'I don't think the biotechnology industry would exist without university- industry collaborations. Almost every new biotech company traces its origins directly to an agreement with a university.' - Lita Nelsen, director of technology licensing at the Massachusetts Institute of Technology.
Court Case Against GM Crop Protesters Thrown Out
June 12, 2001
Environmental protesters who cut down and trampled genetically modified maize during a protest against government trials were celebrating after the case against them was thrown out of court today.

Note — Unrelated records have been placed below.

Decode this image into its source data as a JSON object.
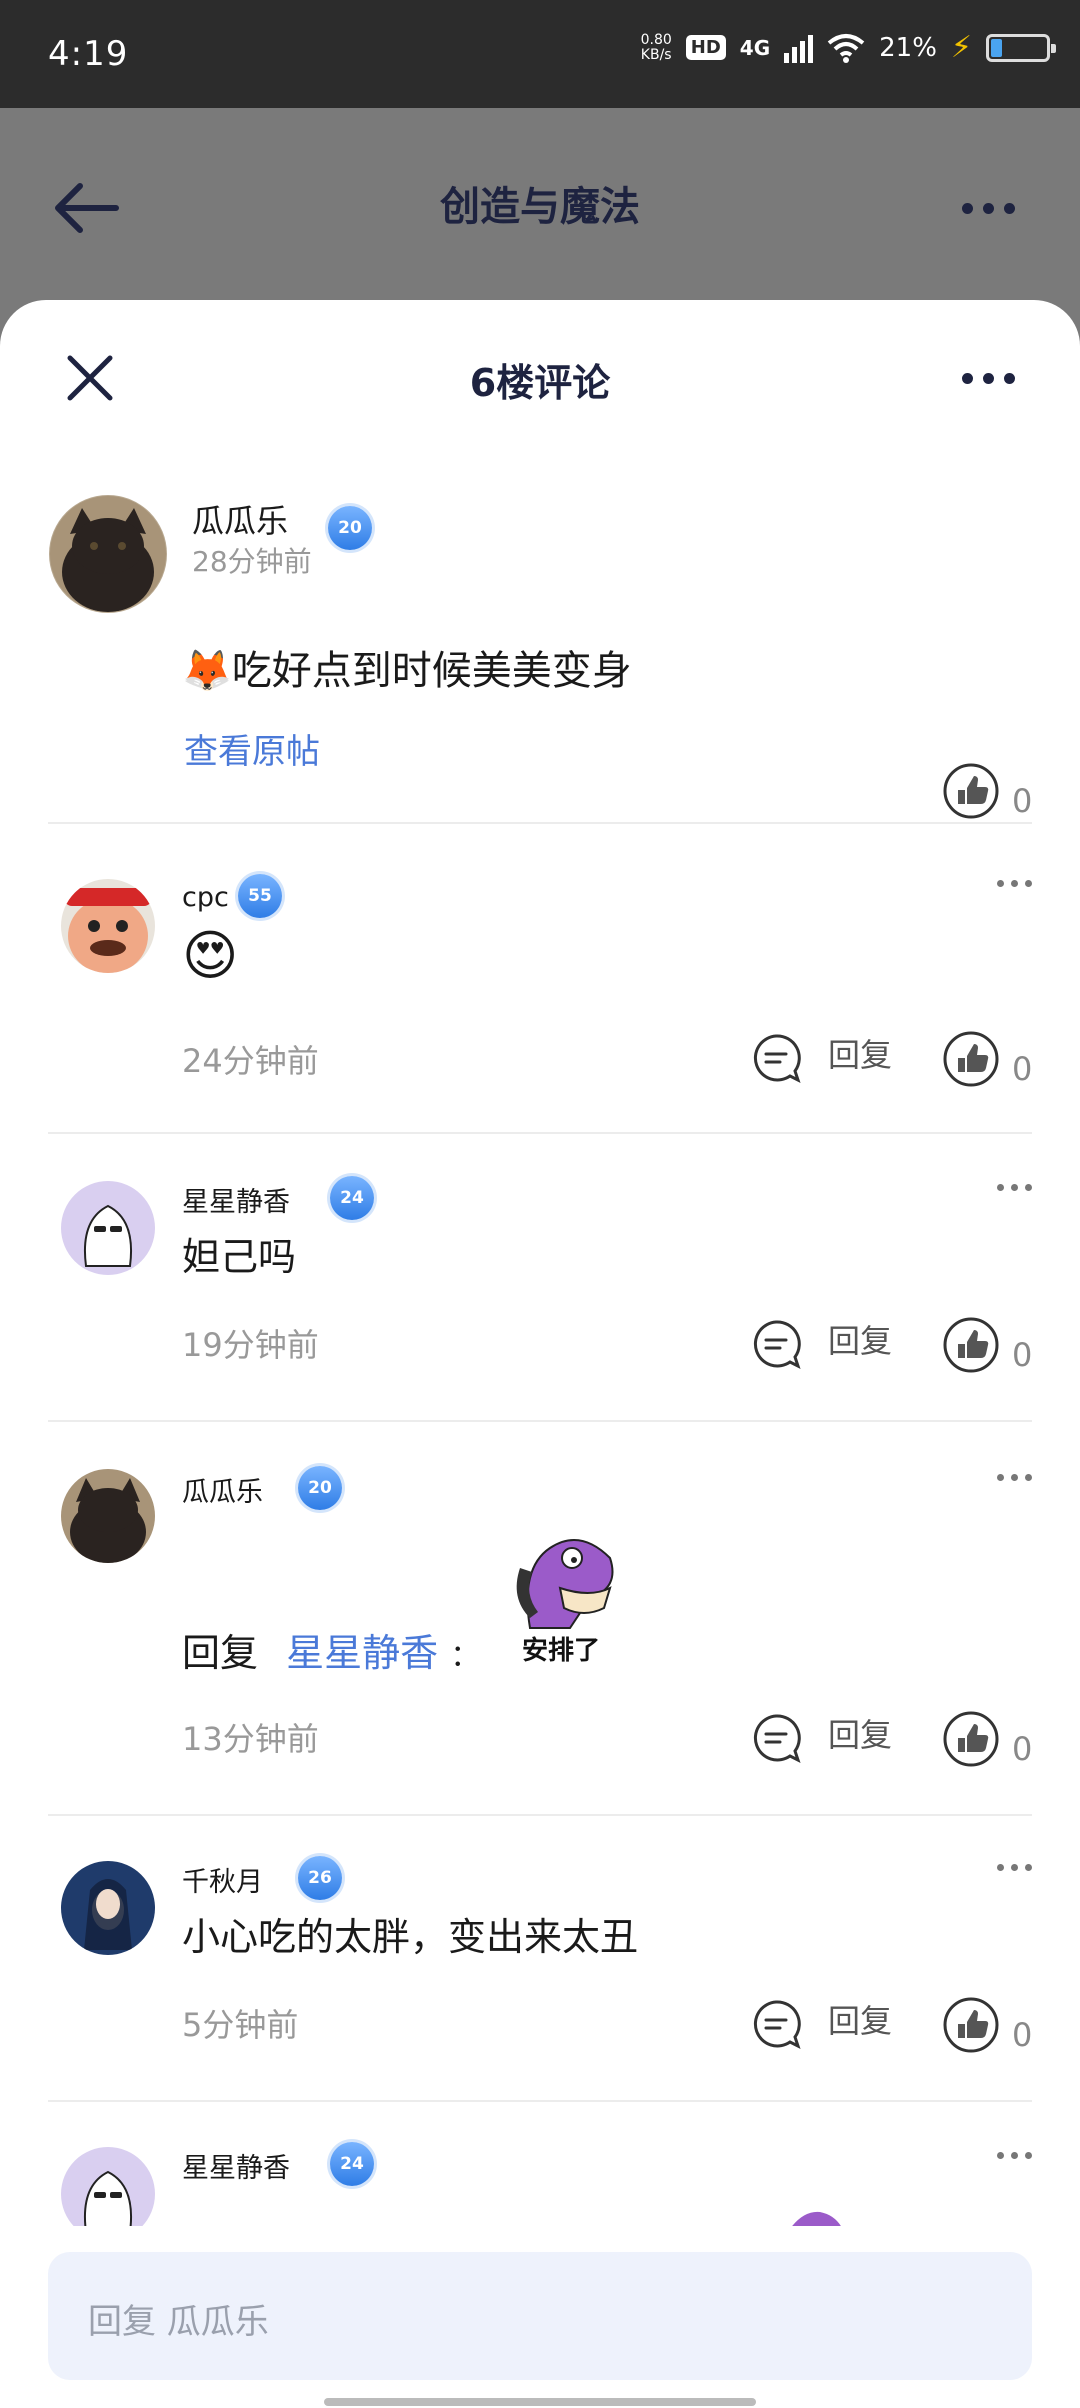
{
  "status_bar": {
    "time": "4:19",
    "net_speed": "0.80",
    "net_unit": "KB/s",
    "hd": "HD",
    "network": "4G",
    "battery": "21%",
    "battery_level": 0.21
  },
  "app_bar": {
    "title": "创造与魔法"
  },
  "sheet": {
    "title": "6楼评论"
  },
  "post": {
    "user": "瓜瓜乐",
    "level": "20",
    "time": "28分钟前",
    "text": "🦊吃好点到时候美美变身",
    "view_original": "查看原帖",
    "likes": "0"
  },
  "comments": [
    {
      "user": "cpc",
      "level": "55",
      "text": "😍",
      "time": "24分钟前",
      "reply_label": "回复",
      "likes": "0"
    },
    {
      "user": "星星静香",
      "level": "24",
      "text": "妲己吗",
      "time": "19分钟前",
      "reply_label": "回复",
      "likes": "0"
    },
    {
      "user": "瓜瓜乐",
      "level": "20",
      "reply_prefix": "回复",
      "reply_to": "星星静香",
      "colon": "：",
      "sticker_text": "安排了",
      "time": "13分钟前",
      "reply_label": "回复",
      "likes": "0"
    },
    {
      "user": "千秋月",
      "level": "26",
      "text": "小心吃的太胖，变出来太丑",
      "time": "5分钟前",
      "reply_label": "回复",
      "likes": "0"
    },
    {
      "user": "星星静香",
      "level": "24"
    }
  ],
  "input": {
    "placeholder": "回复 瓜瓜乐"
  }
}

Charges of aggravated trespass against seven protesters who invaded the 33-acre field at Tolbridge Farm, near Sherborne, Dorset, on July 16 last year were dropped after Weymouth magistrates found no case to answer.
Simon Fairlie, 50, who was among the group being prosecuted, said: "It shows a recognition that people have the right to protest peacefully about something that has been imposed upon them from above without consultation."

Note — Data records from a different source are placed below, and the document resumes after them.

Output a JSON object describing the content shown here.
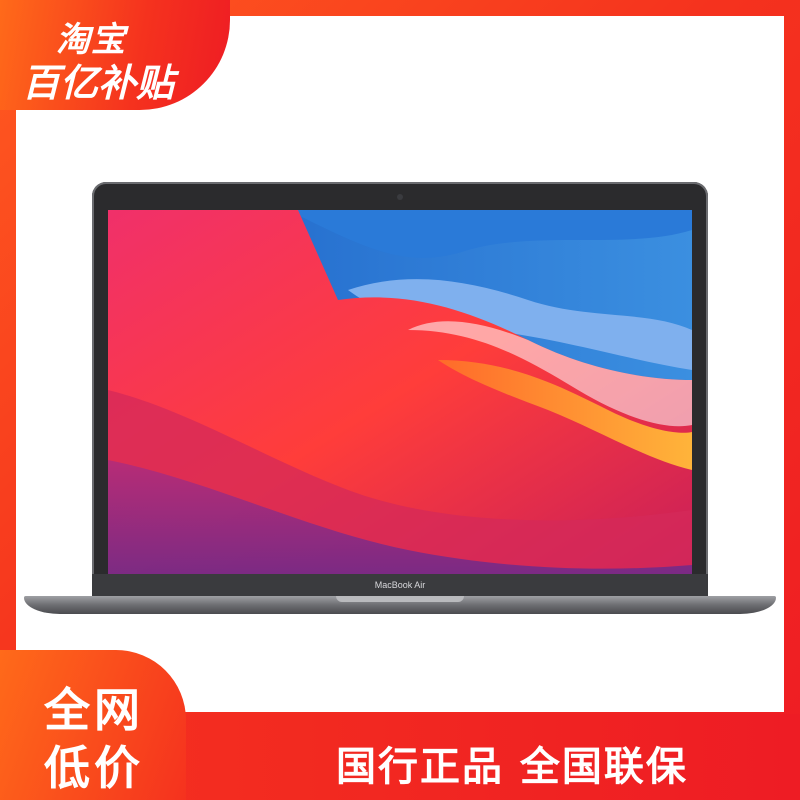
{
  "promo": {
    "top_badge_line1": "淘宝",
    "top_badge_line2": "百亿补贴",
    "bottom_badge_line1": "全网",
    "bottom_badge_line2": "低价",
    "tagline": "国行正品 全国联保"
  },
  "product": {
    "laptop_label": "MacBook Air"
  },
  "colors": {
    "brand_orange": "#ff6a1a",
    "brand_red": "#ee1c24"
  }
}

The case collapsed after arguments that as there were no people present in the field at the time of the protest, the charge of aggravated trespass did not stand up.
Along with Mr Fairlie, fellow organic farmers David Cooper, 37, Michael Zair, 58, both of Stoke sub Hamdon, Somerset, Christopher Black, 45, of Glastonbury, Somerset, Rowan Tilly, 43, of Brighton, Jacob Hooker, 25, of Chard, Somerset, and Julie Horn, 37, of Salisbury, Wilts, protested outside the court after the case collapsed.

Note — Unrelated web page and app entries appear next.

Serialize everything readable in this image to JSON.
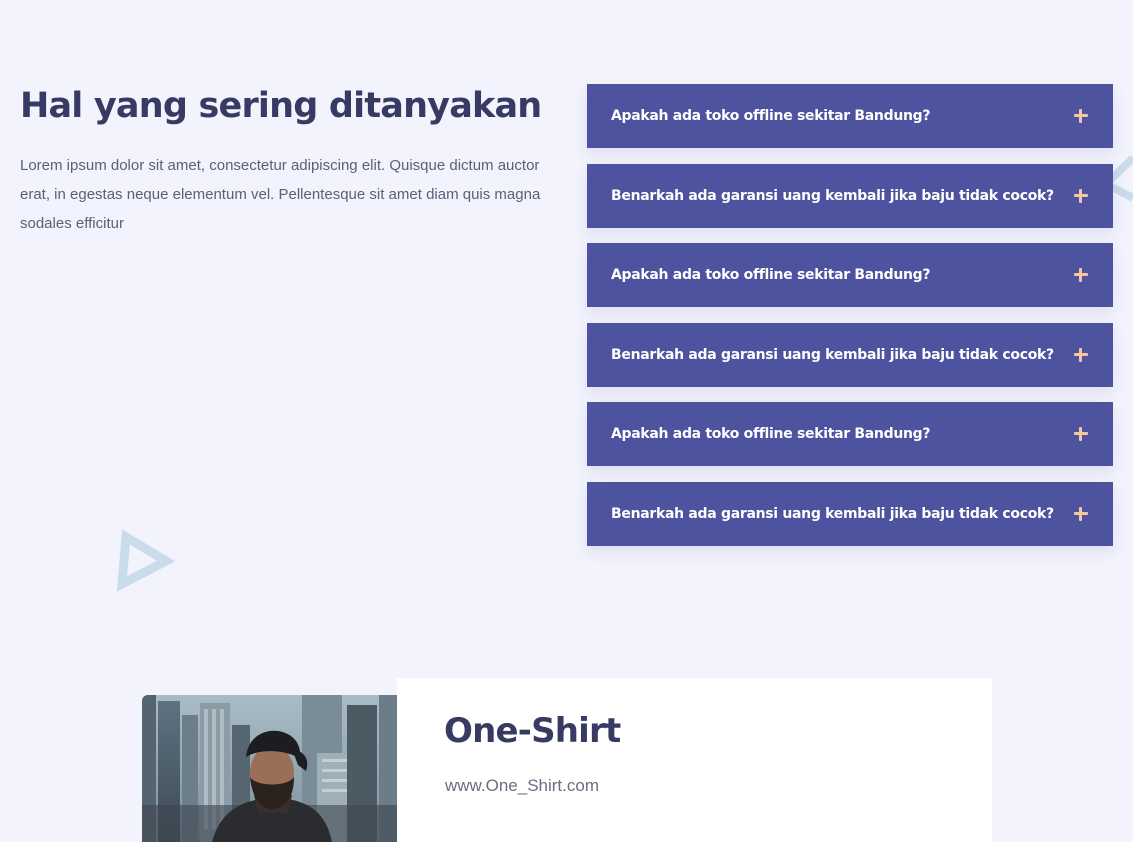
{
  "faq": {
    "title": "Hal yang sering ditanyakan",
    "description": "Lorem ipsum dolor sit amet, consectetur adipiscing elit. Quisque dictum auctor erat, in egestas neque elementum vel. Pellentesque sit amet diam quis magna sodales efficitur",
    "items": [
      {
        "question": "Apakah ada toko offline sekitar Bandung?",
        "icon": "plus-icon"
      },
      {
        "question": "Benarkah ada garansi uang kembali jika baju tidak cocok?",
        "icon": "plus-icon"
      },
      {
        "question": "Apakah ada toko offline sekitar Bandung?",
        "icon": "plus-icon"
      },
      {
        "question": "Benarkah ada garansi uang kembali jika baju tidak cocok?",
        "icon": "plus-icon"
      },
      {
        "question": "Apakah ada toko offline sekitar Bandung?",
        "icon": "plus-icon"
      },
      {
        "question": "Benarkah ada garansi uang kembali jika baju tidak cocok?",
        "icon": "plus-icon"
      }
    ]
  },
  "product": {
    "name": "One-Shirt",
    "url": "www.One_Shirt.com",
    "image": "man-with-cap-city-photo"
  },
  "colors": {
    "background": "#f3f3fd",
    "accordion": "#4e539f",
    "heading": "#373a63",
    "accent": "#f3c7a0",
    "decoration": "#c9dceb"
  }
}
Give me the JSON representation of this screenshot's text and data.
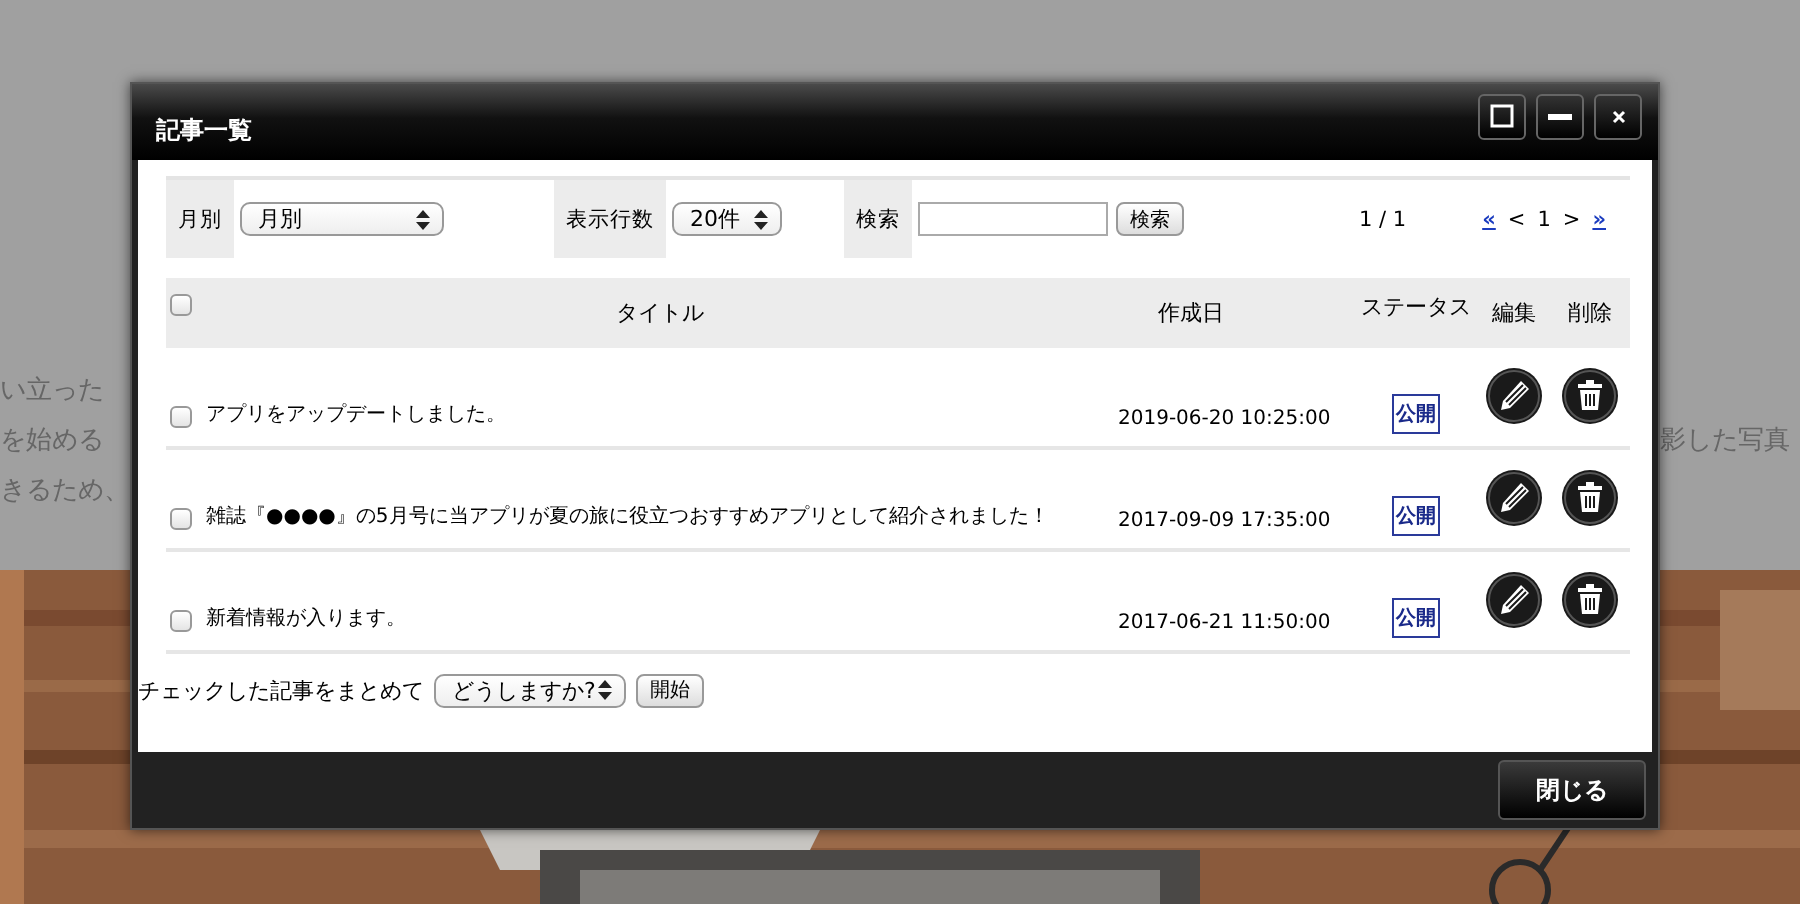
{
  "background": {
    "left_lines": [
      "い立った",
      "を始める",
      "きるため、"
    ],
    "right_text": "影した写真"
  },
  "window": {
    "title": "記事一覧"
  },
  "filters": {
    "month": {
      "label": "月別",
      "value": "月別"
    },
    "rows": {
      "label": "表示行数",
      "value": "20件"
    },
    "search": {
      "label": "検索",
      "button": "検索"
    }
  },
  "pagination": {
    "summary": "1 / 1",
    "first": "«",
    "prev": "<",
    "current": "1",
    "next": ">",
    "last": "»"
  },
  "table": {
    "select_all": {
      "checked": false
    },
    "columns": [
      "タイトル",
      "作成日",
      "ステータス",
      "編集",
      "削除"
    ],
    "rows": [
      {
        "checked": false,
        "title": "アプリをアップデートしました。",
        "created": "2019-06-20 10:25:00",
        "status": "公開"
      },
      {
        "checked": false,
        "title": "雑誌『●●●●』の5月号に当アプリが夏の旅に役立つおすすめアプリとして紹介されました！",
        "created": "2017-09-09 17:35:00",
        "status": "公開"
      },
      {
        "checked": false,
        "title": "新着情報が入ります。",
        "created": "2017-06-21 11:50:00",
        "status": "公開"
      }
    ]
  },
  "bulk": {
    "label": "チェックした記事をまとめて",
    "action": "どうしますか?",
    "button": "開始"
  },
  "close_button": "閉じる"
}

About a third of the crop was destroyed in the non-violent protest, which saw protesters in white protective suits and others dressed as the grim reaper carry out their action in front of police cameras.
The trial of the genetically modified maize, which covered half the field, was organised by Aventis as part of a test of herbicide resistance.
After the case was dismissed this morning following a full day of trial yesterday, protester Rowan Tilly said: "Protesting is not only right, it is our responsibility if the people meant to be looking after our affairs are not doing it for us."
The maize trial was one of 13 last year, with a further 28 this year.